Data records
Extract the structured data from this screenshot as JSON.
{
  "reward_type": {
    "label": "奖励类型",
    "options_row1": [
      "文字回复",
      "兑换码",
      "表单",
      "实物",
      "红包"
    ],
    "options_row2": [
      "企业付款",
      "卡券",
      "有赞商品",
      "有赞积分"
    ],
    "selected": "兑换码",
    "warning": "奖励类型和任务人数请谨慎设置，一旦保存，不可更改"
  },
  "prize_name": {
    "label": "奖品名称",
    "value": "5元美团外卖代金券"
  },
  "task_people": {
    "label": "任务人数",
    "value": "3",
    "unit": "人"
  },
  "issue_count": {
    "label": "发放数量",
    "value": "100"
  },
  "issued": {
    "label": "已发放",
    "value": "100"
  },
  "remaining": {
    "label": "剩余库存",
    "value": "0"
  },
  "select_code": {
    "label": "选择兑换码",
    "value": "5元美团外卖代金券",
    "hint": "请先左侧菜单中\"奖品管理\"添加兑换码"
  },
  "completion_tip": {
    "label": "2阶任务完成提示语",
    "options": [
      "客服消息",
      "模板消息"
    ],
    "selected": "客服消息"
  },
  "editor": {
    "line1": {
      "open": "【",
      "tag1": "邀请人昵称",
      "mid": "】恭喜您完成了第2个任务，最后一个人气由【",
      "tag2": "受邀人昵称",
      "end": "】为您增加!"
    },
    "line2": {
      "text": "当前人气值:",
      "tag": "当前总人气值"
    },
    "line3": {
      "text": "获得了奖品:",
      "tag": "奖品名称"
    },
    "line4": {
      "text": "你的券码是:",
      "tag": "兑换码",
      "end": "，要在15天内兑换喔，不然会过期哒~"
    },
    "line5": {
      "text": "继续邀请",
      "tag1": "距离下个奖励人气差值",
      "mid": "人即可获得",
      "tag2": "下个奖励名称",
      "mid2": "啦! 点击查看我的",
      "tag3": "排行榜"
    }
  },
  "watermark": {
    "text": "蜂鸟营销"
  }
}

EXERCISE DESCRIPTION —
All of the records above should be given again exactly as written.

ANSWER SECTION —
Extract the structured data from this screenshot as JSON.
{
  "reward_type": {
    "label": "奖励类型",
    "options_row1": [
      "文字回复",
      "兑换码",
      "表单",
      "实物",
      "红包"
    ],
    "options_row2": [
      "企业付款",
      "卡券",
      "有赞商品",
      "有赞积分"
    ],
    "selected": "兑换码",
    "warning": "奖励类型和任务人数请谨慎设置，一旦保存，不可更改"
  },
  "prize_name": {
    "label": "奖品名称",
    "value": "5元美团外卖代金券"
  },
  "task_people": {
    "label": "任务人数",
    "value": "3",
    "unit": "人"
  },
  "issue_count": {
    "label": "发放数量",
    "value": "100"
  },
  "issued": {
    "label": "已发放",
    "value": "100"
  },
  "remaining": {
    "label": "剩余库存",
    "value": "0"
  },
  "select_code": {
    "label": "选择兑换码",
    "value": "5元美团外卖代金券",
    "hint": "请先左侧菜单中\"奖品管理\"添加兑换码"
  },
  "completion_tip": {
    "label": "2阶任务完成提示语",
    "options": [
      "客服消息",
      "模板消息"
    ],
    "selected": "客服消息"
  },
  "editor": {
    "line1": {
      "open": "【",
      "tag1": "邀请人昵称",
      "mid": "】恭喜您完成了第2个任务，最后一个人气由【",
      "tag2": "受邀人昵称",
      "end": "】为您增加!"
    },
    "line2": {
      "text": "当前人气值:",
      "tag": "当前总人气值"
    },
    "line3": {
      "text": "获得了奖品:",
      "tag": "奖品名称"
    },
    "line4": {
      "text": "你的券码是:",
      "tag": "兑换码",
      "end": "，要在15天内兑换喔，不然会过期哒~"
    },
    "line5": {
      "text": "继续邀请",
      "tag1": "距离下个奖励人气差值",
      "mid": "人即可获得",
      "tag2": "下个奖励名称",
      "mid2": "啦! 点击查看我的",
      "tag3": "排行榜"
    }
  },
  "watermark": {
    "text": "蜂鸟营销"
  }
}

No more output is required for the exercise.